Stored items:
════════
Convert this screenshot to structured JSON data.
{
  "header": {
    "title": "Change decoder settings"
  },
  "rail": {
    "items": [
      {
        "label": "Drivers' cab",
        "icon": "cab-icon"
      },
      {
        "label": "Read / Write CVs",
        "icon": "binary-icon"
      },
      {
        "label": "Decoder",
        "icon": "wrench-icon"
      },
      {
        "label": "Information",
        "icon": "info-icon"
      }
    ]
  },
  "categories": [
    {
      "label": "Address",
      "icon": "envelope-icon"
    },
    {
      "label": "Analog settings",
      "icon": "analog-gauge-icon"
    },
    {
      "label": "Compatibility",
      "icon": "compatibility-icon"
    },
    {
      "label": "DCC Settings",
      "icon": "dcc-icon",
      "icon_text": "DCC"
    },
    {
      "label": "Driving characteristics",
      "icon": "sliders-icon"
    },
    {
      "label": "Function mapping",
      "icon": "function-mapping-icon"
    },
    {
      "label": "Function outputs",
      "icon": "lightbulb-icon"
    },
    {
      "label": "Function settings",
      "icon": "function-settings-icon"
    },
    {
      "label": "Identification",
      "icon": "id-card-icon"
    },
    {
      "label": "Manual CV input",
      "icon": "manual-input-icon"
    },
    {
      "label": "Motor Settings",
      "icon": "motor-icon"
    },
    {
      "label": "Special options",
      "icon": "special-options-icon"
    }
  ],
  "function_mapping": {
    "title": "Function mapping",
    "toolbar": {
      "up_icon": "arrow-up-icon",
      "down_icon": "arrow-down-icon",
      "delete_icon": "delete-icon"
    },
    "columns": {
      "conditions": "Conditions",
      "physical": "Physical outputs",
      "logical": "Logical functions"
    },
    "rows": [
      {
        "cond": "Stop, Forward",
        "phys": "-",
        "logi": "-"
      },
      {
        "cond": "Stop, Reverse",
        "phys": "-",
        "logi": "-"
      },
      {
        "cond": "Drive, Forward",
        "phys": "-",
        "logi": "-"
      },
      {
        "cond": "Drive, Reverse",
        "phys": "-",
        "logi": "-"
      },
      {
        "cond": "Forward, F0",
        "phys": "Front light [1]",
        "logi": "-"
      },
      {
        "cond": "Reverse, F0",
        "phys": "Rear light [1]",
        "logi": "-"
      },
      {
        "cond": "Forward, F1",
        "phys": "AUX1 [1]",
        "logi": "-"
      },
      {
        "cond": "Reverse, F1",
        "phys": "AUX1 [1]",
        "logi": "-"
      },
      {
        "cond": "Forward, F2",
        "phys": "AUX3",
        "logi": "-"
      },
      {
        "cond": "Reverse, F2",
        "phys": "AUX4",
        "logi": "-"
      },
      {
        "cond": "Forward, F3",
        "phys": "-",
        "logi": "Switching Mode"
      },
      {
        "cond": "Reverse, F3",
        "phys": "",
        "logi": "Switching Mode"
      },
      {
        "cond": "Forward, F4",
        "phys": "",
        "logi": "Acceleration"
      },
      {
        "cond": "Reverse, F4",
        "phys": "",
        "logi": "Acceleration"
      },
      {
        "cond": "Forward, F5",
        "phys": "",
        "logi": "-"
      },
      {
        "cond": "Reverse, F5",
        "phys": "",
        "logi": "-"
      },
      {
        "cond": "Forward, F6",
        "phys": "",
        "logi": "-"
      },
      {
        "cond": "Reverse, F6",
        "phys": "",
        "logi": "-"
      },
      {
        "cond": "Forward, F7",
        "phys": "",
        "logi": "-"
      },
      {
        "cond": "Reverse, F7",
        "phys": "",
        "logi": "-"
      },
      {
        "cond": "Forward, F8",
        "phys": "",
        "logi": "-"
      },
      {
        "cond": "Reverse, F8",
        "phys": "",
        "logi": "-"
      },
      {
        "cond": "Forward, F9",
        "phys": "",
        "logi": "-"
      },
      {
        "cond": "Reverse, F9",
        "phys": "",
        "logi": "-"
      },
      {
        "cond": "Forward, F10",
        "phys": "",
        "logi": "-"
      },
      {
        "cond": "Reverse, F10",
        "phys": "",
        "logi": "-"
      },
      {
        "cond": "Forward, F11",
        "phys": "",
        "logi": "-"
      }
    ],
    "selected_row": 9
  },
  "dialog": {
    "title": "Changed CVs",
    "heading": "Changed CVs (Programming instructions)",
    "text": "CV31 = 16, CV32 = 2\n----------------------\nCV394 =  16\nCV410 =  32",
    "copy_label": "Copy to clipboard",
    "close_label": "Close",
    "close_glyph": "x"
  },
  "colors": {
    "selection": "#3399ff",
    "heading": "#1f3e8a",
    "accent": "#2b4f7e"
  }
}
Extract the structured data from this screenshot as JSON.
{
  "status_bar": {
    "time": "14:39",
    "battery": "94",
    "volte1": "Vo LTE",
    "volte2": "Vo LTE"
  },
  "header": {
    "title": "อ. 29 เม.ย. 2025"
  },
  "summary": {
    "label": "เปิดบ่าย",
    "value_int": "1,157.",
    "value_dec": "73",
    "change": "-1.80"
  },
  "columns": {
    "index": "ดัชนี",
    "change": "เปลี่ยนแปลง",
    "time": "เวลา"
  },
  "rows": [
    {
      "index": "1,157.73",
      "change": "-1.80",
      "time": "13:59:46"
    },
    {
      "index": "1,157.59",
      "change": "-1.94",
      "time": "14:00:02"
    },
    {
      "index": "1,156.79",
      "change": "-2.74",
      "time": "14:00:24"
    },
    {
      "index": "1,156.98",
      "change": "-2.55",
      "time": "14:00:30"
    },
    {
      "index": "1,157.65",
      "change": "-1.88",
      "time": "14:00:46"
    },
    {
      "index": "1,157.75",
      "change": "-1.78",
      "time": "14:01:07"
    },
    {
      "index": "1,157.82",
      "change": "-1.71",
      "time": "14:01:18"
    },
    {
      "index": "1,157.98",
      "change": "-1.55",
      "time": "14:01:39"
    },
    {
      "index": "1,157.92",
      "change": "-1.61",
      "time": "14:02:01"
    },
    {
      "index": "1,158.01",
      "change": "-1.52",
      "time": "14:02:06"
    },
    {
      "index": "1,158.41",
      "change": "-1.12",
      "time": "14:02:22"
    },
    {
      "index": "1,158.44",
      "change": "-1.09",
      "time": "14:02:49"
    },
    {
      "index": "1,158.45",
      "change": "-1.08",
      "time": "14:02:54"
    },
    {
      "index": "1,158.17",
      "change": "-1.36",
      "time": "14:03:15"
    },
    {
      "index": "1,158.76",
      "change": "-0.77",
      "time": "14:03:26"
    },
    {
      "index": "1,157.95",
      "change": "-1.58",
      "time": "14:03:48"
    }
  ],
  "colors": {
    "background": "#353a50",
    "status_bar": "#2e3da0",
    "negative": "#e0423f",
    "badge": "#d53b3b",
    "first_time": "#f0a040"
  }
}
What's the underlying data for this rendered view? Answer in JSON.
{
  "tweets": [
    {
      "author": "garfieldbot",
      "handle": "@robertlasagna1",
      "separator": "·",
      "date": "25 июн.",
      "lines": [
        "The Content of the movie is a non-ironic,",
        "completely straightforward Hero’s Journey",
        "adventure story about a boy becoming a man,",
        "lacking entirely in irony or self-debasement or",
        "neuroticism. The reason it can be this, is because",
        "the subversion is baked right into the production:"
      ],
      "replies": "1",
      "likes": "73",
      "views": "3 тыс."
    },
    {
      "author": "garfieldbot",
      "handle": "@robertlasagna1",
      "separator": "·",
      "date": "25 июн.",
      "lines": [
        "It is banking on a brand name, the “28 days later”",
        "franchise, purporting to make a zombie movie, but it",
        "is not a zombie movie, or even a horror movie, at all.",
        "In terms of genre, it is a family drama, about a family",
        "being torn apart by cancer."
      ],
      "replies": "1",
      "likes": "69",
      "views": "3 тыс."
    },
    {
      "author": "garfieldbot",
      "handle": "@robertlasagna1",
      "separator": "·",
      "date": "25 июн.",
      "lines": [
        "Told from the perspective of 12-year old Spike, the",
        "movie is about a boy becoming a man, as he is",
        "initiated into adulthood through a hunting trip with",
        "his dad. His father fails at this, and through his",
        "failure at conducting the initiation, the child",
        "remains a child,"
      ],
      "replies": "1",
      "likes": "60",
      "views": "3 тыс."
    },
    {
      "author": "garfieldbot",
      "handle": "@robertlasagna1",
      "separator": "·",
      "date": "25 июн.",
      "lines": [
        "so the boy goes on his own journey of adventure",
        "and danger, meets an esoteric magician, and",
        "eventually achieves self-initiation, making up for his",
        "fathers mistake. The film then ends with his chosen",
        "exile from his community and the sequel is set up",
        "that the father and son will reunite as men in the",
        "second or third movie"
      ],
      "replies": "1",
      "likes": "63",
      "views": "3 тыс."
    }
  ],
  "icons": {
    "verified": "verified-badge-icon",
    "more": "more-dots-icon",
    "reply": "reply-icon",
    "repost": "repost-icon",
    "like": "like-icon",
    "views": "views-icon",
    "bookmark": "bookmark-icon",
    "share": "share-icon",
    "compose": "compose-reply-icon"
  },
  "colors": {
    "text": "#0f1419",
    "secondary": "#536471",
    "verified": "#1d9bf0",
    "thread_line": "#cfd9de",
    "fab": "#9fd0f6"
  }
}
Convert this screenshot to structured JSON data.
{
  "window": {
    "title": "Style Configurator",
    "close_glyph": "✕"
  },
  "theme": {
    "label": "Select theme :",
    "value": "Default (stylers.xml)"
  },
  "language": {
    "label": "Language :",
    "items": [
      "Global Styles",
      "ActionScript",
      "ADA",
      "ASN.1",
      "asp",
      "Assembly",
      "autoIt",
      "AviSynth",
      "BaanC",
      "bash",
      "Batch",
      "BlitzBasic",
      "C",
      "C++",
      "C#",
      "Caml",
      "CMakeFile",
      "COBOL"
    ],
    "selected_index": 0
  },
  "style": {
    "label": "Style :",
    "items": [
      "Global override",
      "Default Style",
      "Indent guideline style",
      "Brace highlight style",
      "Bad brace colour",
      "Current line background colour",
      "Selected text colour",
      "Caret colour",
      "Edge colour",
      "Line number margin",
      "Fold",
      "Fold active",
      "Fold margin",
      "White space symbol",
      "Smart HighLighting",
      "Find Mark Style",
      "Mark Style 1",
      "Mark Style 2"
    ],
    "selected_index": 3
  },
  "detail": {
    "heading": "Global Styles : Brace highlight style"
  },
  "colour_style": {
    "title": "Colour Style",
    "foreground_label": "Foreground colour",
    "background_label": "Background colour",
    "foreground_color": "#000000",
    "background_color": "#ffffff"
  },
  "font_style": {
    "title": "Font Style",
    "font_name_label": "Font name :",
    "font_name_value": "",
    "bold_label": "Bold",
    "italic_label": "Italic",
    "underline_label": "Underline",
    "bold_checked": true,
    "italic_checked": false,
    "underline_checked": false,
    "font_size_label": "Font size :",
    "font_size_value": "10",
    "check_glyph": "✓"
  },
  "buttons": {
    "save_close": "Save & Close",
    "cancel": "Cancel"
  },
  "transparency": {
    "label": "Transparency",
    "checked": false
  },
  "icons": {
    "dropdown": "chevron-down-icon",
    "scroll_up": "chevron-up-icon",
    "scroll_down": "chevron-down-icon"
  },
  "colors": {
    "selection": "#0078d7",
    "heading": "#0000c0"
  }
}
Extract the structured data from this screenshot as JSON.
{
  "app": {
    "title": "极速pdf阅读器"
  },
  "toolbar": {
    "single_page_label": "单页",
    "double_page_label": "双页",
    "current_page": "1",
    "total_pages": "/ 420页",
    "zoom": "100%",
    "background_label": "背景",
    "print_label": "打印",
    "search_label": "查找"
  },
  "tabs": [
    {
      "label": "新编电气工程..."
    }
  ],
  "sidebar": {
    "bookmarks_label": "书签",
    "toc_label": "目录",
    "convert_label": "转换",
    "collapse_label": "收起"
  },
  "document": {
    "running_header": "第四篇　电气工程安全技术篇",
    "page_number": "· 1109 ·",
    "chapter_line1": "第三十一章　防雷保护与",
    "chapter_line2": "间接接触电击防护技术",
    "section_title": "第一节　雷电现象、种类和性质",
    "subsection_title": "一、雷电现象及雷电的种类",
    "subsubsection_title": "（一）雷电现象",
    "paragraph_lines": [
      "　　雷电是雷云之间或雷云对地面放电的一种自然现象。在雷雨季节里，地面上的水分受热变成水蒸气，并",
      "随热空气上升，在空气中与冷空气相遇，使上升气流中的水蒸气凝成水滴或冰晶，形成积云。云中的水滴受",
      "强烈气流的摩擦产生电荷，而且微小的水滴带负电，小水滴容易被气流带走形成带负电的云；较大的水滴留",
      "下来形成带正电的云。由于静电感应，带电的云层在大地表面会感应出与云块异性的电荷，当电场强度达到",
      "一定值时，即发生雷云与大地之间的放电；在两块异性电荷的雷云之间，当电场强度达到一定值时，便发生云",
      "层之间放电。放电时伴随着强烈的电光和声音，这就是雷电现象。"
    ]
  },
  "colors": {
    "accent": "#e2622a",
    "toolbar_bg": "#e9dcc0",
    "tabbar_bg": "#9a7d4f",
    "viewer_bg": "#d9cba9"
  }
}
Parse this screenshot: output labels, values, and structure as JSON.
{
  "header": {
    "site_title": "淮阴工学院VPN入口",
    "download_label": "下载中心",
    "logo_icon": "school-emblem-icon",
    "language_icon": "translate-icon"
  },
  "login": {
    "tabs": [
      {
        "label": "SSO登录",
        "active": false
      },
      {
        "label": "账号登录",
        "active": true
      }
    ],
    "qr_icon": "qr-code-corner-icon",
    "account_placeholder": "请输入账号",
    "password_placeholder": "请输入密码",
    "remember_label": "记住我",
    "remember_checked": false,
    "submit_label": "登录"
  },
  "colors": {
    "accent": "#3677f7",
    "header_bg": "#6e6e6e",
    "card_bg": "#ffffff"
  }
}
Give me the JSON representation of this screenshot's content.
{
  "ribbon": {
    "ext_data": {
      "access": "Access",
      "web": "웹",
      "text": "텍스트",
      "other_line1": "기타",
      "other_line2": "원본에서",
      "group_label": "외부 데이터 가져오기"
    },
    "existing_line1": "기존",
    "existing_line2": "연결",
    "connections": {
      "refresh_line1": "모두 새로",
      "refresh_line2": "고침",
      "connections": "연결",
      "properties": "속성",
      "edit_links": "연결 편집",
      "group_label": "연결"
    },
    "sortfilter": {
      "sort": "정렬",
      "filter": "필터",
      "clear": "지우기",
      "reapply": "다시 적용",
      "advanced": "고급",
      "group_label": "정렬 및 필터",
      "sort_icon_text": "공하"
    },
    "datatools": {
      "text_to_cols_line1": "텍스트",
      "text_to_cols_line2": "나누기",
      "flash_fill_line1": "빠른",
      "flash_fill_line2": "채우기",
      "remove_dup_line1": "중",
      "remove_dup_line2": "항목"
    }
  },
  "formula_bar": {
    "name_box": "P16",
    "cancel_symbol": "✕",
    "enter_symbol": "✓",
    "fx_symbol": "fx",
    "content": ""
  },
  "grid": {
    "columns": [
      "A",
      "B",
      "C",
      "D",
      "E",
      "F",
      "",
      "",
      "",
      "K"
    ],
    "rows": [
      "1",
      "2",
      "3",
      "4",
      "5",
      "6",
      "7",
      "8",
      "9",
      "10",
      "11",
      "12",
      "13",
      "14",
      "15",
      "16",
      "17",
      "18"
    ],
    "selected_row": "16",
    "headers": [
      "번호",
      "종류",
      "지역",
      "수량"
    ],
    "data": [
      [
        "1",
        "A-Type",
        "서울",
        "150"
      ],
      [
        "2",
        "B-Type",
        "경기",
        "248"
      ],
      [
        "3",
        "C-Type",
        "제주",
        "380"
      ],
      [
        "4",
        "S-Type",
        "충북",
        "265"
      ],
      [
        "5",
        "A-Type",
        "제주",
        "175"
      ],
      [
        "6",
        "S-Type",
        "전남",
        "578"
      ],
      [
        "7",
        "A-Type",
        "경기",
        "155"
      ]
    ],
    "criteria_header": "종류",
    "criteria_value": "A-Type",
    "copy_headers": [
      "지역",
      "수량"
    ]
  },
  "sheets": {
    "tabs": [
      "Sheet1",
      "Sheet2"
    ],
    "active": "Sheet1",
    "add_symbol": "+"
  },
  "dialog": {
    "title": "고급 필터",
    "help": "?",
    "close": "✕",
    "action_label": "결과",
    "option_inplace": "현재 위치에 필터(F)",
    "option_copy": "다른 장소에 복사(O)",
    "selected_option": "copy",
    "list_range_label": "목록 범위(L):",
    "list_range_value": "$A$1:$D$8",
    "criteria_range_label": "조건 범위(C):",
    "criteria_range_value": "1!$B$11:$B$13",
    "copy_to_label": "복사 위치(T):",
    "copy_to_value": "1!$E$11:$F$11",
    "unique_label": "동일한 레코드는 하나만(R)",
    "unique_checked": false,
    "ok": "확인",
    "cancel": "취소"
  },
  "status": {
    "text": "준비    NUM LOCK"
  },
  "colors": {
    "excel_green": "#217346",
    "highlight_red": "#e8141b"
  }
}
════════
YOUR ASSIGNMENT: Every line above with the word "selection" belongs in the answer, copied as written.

COMPLETED TASK:
    "selection": "#3399ff",
    "selection": "#0078d7",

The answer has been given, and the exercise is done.